#### Problem details:
All records below are to be duplicated exactly, with every picture excluded.

#### Records:
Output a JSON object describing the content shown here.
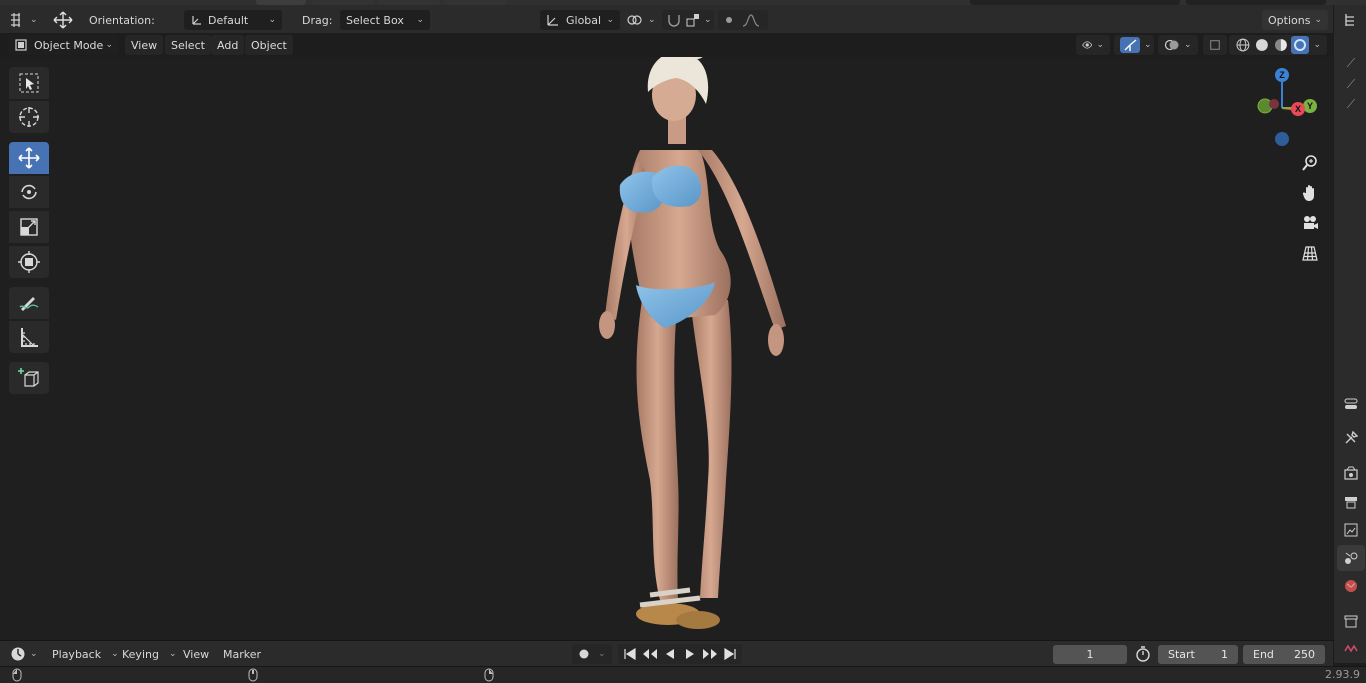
{
  "colors": {
    "accent": "#4772b3",
    "axis_x": "#e94a5a",
    "axis_y": "#7ab23f",
    "axis_z": "#3b82d6",
    "viewport_bg": "#1f1f1f"
  },
  "tool_header": {
    "orientation_label": "Orientation:",
    "orientation_value": "Default",
    "drag_label": "Drag:",
    "drag_value": "Select Box",
    "transform_space": "Global",
    "options_label": "Options"
  },
  "viewport_header": {
    "mode": "Object Mode",
    "menus": [
      "View",
      "Select",
      "Add",
      "Object"
    ]
  },
  "toolbar": {
    "tools": [
      {
        "name": "select-box-icon",
        "active": false
      },
      {
        "name": "cursor-icon",
        "active": false
      },
      {
        "name": "move-icon",
        "active": true
      },
      {
        "name": "rotate-icon",
        "active": false
      },
      {
        "name": "scale-icon",
        "active": false
      },
      {
        "name": "transform-icon",
        "active": false
      },
      {
        "name": "annotate-icon",
        "active": false
      },
      {
        "name": "measure-icon",
        "active": false
      },
      {
        "name": "add-cube-icon",
        "active": false
      }
    ]
  },
  "gizmo": {
    "x_label": "X",
    "y_label": "Y",
    "z_label": "Z"
  },
  "timeline": {
    "playback_label": "Playback",
    "keying_label": "Keying",
    "view_label": "View",
    "marker_label": "Marker",
    "current_frame": "1",
    "start_label": "Start",
    "start_value": "1",
    "end_label": "End",
    "end_value": "250"
  },
  "status": {
    "version": "2.93.9"
  }
}
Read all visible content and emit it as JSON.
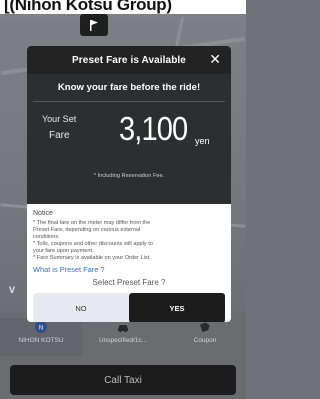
{
  "banner": {
    "text": "[(Nihon Kotsu Group)"
  },
  "modal": {
    "title": "Preset Fare is Available",
    "close_label": "✕",
    "headline": "Know your fare before the ride!",
    "set_label_line1": "Your Set",
    "set_label_line2": "Fare",
    "amount": "3,100",
    "unit": "yen",
    "fee_note": "* Including Reservation Fee.",
    "notice_title": "Notice",
    "notice_lines": [
      "* The final fare on the meter may differ from the",
      "Preset Fare, depending on various external",
      "conditions.",
      "* Tolls, coupons and other discounts will apply to",
      "your fare upon payment.",
      "* Fare Summary is available on your Order List."
    ],
    "what_link": "What is Preset Fare ?",
    "select_label": "Select Preset Fare ?",
    "no_label": "NO",
    "yes_label": "YES"
  },
  "background": {
    "side_letter": "V",
    "services": [
      {
        "label": "NIHON KOTSU",
        "icon": "nihon-kotsu-icon",
        "active": true
      },
      {
        "label": "Unspecified/1c...",
        "icon": "car-icon",
        "active": false
      },
      {
        "label": "Coupon",
        "icon": "coupon-icon",
        "active": false
      }
    ],
    "call_label": "Call Taxi"
  },
  "colors": {
    "header": "#232323",
    "fare_bg": "#2d2e30",
    "link": "#3d6fb0",
    "yes_bg": "#1c1c1c",
    "no_bg": "#e6e9ee"
  }
}
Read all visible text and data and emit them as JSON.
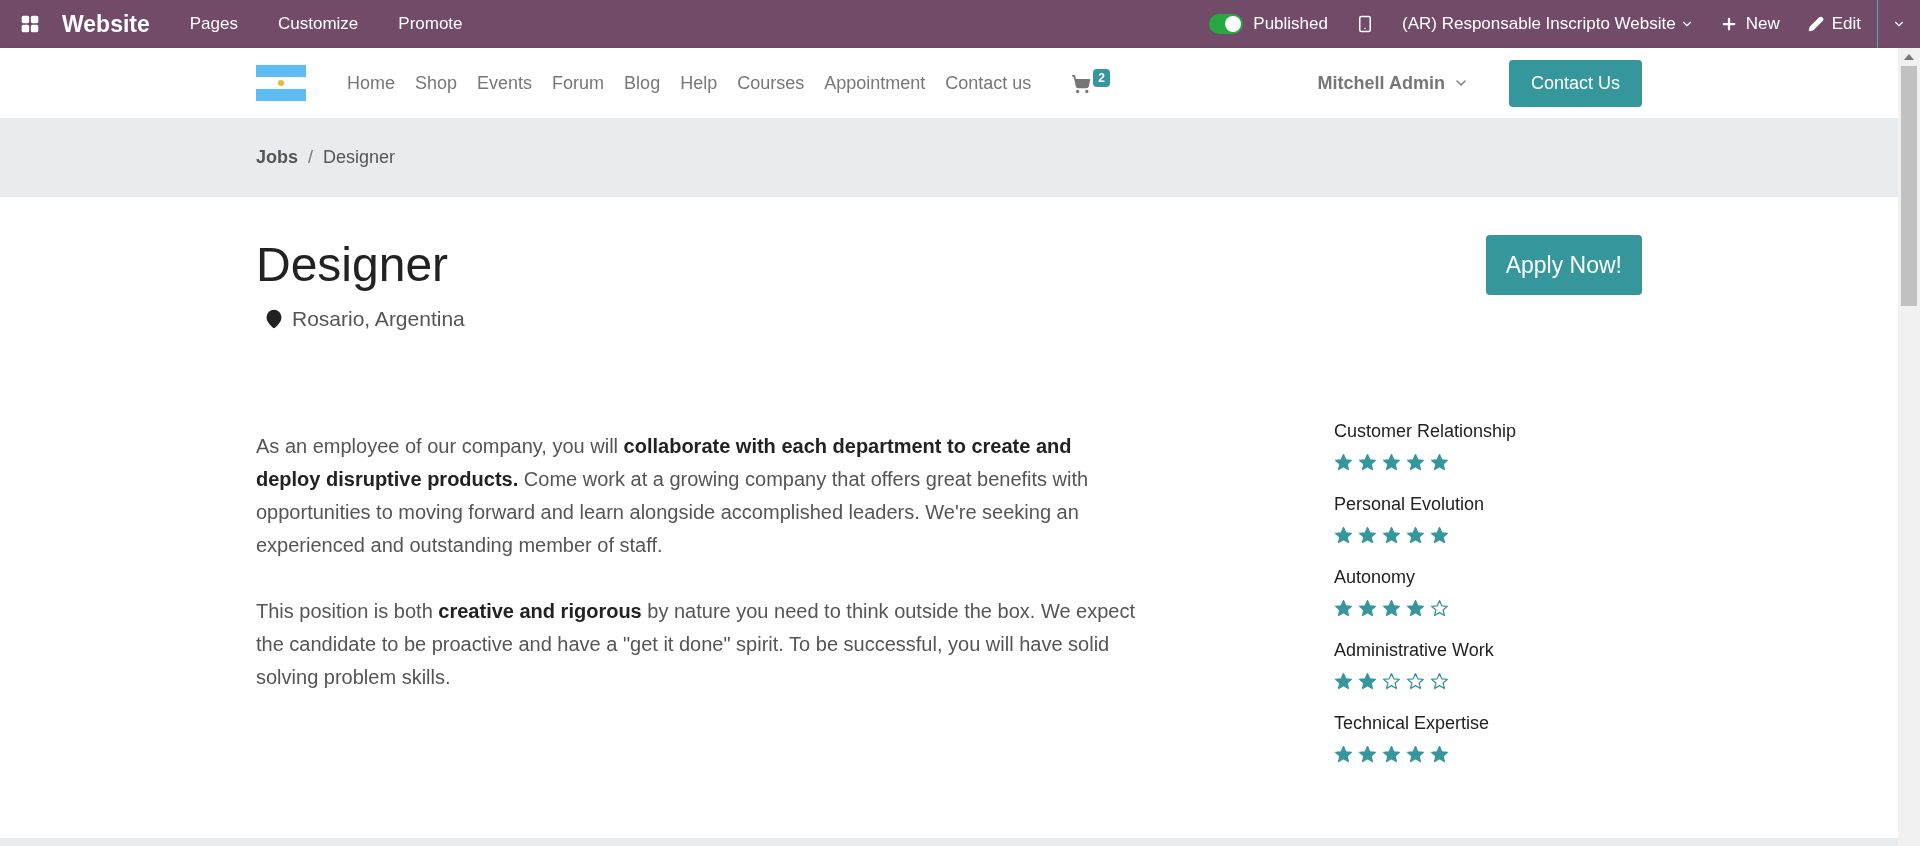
{
  "admin_bar": {
    "app": "Website",
    "menu": [
      "Pages",
      "Customize",
      "Promote"
    ],
    "published": {
      "label": "Published",
      "on": true
    },
    "website": "(AR) Responsable Inscripto Website",
    "new": "New",
    "edit": "Edit"
  },
  "nav": {
    "links": [
      "Home",
      "Shop",
      "Events",
      "Forum",
      "Blog",
      "Help",
      "Courses",
      "Appointment",
      "Contact us"
    ],
    "cart_count": "2",
    "user": "Mitchell Admin",
    "cta": "Contact Us"
  },
  "breadcrumb": [
    "Jobs",
    "/",
    "Designer"
  ],
  "job": {
    "title": "Designer",
    "location": "Rosario, Argentina",
    "apply": "Apply Now!",
    "paragraphs": [
      "As an employee of our company, you will **collaborate with each department to create and deploy disruptive products.** Come work at a growing company that offers great benefits with opportunities to moving forward and learn alongside accomplished leaders. We're seeking an experienced and outstanding member of staff.",
      "This position is both **creative and rigorous** by nature you need to think outside the box. We expect the candidate to be proactive and have a \"get it done\" spirit. To be successful, you will have solid solving problem skills."
    ],
    "ratings": [
      {
        "label": "Customer Relationship",
        "stars": 5
      },
      {
        "label": "Personal Evolution",
        "stars": 5
      },
      {
        "label": "Autonomy",
        "stars": 4
      },
      {
        "label": "Administrative Work",
        "stars": 2
      },
      {
        "label": "Technical Expertise",
        "stars": 5
      }
    ]
  }
}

#### Answer space:
Output a JSON object describing the content shown here.
{
  "colors": {
    "accent": "#4772b3",
    "axis_x": "#e94a5a",
    "axis_y": "#7ab23f",
    "axis_z": "#3b82d6",
    "viewport_bg": "#1f1f1f"
  },
  "tool_header": {
    "orientation_label": "Orientation:",
    "orientation_value": "Default",
    "drag_label": "Drag:",
    "drag_value": "Select Box",
    "transform_space": "Global",
    "options_label": "Options"
  },
  "viewport_header": {
    "mode": "Object Mode",
    "menus": [
      "View",
      "Select",
      "Add",
      "Object"
    ]
  },
  "toolbar": {
    "tools": [
      {
        "name": "select-box-icon",
        "active": false
      },
      {
        "name": "cursor-icon",
        "active": false
      },
      {
        "name": "move-icon",
        "active": true
      },
      {
        "name": "rotate-icon",
        "active": false
      },
      {
        "name": "scale-icon",
        "active": false
      },
      {
        "name": "transform-icon",
        "active": false
      },
      {
        "name": "annotate-icon",
        "active": false
      },
      {
        "name": "measure-icon",
        "active": false
      },
      {
        "name": "add-cube-icon",
        "active": false
      }
    ]
  },
  "gizmo": {
    "x_label": "X",
    "y_label": "Y",
    "z_label": "Z"
  },
  "timeline": {
    "playback_label": "Playback",
    "keying_label": "Keying",
    "view_label": "View",
    "marker_label": "Marker",
    "current_frame": "1",
    "start_label": "Start",
    "start_value": "1",
    "end_label": "End",
    "end_value": "250"
  },
  "status": {
    "version": "2.93.9"
  }
}
Read all visible content and emit it as JSON.
{
  "banner": {
    "text": "[(Nihon Kotsu Group)"
  },
  "modal": {
    "title": "Preset Fare is Available",
    "close_label": "✕",
    "headline": "Know your fare before the ride!",
    "set_label_line1": "Your Set",
    "set_label_line2": "Fare",
    "amount": "3,100",
    "unit": "yen",
    "fee_note": "* Including Reservation Fee.",
    "notice_title": "Notice",
    "notice_lines": [
      "* The final fare on the meter may differ from the",
      "Preset Fare, depending on various external",
      "conditions.",
      "* Tolls, coupons and other discounts will apply to",
      "your fare upon payment.",
      "* Fare Summary is available on your Order List."
    ],
    "what_link": "What is Preset Fare ?",
    "select_label": "Select Preset Fare ?",
    "no_label": "NO",
    "yes_label": "YES"
  },
  "background": {
    "side_letter": "V",
    "services": [
      {
        "label": "NIHON KOTSU",
        "icon": "nihon-kotsu-icon",
        "active": true
      },
      {
        "label": "Unspecified/1c...",
        "icon": "car-icon",
        "active": false
      },
      {
        "label": "Coupon",
        "icon": "coupon-icon",
        "active": false
      }
    ],
    "call_label": "Call Taxi"
  },
  "colors": {
    "header": "#232323",
    "fare_bg": "#2d2e30",
    "link": "#3d6fb0",
    "yes_bg": "#1c1c1c",
    "no_bg": "#e6e9ee"
  }
}
Read all visible text and data and emit them as JSON.
{
  "admin_bar": {
    "app": "Website",
    "menu": [
      "Pages",
      "Customize",
      "Promote"
    ],
    "published": {
      "label": "Published",
      "on": true
    },
    "website": "(AR) Responsable Inscripto Website",
    "new": "New",
    "edit": "Edit"
  },
  "nav": {
    "links": [
      "Home",
      "Shop",
      "Events",
      "Forum",
      "Blog",
      "Help",
      "Courses",
      "Appointment",
      "Contact us"
    ],
    "cart_count": "2",
    "user": "Mitchell Admin",
    "cta": "Contact Us"
  },
  "breadcrumb": [
    "Jobs",
    "/",
    "Designer"
  ],
  "job": {
    "title": "Designer",
    "location": "Rosario, Argentina",
    "apply": "Apply Now!",
    "paragraphs": [
      "As an employee of our company, you will **collaborate with each department to create and deploy disruptive products.** Come work at a growing company that offers great benefits with opportunities to moving forward and learn alongside accomplished leaders. We're seeking an experienced and outstanding member of staff.",
      "This position is both **creative and rigorous** by nature you need to think outside the box. We expect the candidate to be proactive and have a \"get it done\" spirit. To be successful, you will have solid solving problem skills."
    ],
    "ratings": [
      {
        "label": "Customer Relationship",
        "stars": 5
      },
      {
        "label": "Personal Evolution",
        "stars": 5
      },
      {
        "label": "Autonomy",
        "stars": 4
      },
      {
        "label": "Administrative Work",
        "stars": 2
      },
      {
        "label": "Technical Expertise",
        "stars": 5
      }
    ]
  }
}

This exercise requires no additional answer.